▶ [Given entries]:
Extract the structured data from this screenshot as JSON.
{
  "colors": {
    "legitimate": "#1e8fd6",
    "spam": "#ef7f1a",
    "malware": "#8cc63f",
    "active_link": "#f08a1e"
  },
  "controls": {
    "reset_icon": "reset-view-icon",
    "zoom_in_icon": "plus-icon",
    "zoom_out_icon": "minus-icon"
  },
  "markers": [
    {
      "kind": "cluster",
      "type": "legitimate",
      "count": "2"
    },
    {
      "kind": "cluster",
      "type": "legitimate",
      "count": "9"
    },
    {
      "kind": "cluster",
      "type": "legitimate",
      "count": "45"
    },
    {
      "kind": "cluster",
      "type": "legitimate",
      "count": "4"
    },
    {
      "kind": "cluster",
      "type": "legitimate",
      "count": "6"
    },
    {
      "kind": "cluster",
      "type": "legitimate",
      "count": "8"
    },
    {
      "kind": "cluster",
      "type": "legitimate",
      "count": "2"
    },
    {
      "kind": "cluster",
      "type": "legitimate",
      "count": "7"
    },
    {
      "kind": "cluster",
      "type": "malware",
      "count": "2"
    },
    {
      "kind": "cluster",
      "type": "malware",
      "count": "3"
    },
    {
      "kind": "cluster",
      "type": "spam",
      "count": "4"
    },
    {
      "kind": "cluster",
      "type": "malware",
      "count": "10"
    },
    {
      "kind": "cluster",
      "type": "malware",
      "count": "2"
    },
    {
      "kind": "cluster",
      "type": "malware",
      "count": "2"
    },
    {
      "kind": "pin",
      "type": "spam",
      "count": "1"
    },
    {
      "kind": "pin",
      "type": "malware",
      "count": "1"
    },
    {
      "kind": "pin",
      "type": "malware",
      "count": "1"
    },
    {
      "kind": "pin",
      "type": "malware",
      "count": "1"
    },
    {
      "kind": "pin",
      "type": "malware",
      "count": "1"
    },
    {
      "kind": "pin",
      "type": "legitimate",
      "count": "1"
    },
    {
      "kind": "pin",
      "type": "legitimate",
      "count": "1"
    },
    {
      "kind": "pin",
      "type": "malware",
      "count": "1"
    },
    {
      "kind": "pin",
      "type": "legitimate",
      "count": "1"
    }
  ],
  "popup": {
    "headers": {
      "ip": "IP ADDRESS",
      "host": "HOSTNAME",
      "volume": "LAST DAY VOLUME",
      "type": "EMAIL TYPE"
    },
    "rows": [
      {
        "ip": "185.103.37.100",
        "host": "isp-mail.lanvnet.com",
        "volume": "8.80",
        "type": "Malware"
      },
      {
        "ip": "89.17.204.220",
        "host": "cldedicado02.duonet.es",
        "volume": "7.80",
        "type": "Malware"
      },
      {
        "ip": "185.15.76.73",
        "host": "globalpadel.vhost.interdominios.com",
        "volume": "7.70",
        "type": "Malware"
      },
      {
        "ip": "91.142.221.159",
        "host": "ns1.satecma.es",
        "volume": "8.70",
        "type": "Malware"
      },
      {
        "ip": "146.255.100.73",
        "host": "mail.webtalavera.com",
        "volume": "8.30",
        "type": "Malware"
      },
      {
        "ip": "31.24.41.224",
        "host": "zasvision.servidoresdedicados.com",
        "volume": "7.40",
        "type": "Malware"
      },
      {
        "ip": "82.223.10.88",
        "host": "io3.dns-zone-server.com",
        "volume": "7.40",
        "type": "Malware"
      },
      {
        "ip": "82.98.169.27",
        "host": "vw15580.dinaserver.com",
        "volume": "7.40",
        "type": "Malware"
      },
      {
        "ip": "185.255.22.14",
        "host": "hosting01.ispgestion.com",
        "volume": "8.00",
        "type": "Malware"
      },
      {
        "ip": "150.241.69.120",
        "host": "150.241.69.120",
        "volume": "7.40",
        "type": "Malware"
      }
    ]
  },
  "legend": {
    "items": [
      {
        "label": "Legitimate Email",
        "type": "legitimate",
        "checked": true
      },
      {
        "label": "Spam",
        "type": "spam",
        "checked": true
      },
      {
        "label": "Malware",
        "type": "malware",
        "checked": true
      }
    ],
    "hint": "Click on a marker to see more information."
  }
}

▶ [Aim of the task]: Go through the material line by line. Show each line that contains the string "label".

▶ [Solved problem]:
        "label": "Legitimate Email",
        "label": "Spam",
        "label": "Malware",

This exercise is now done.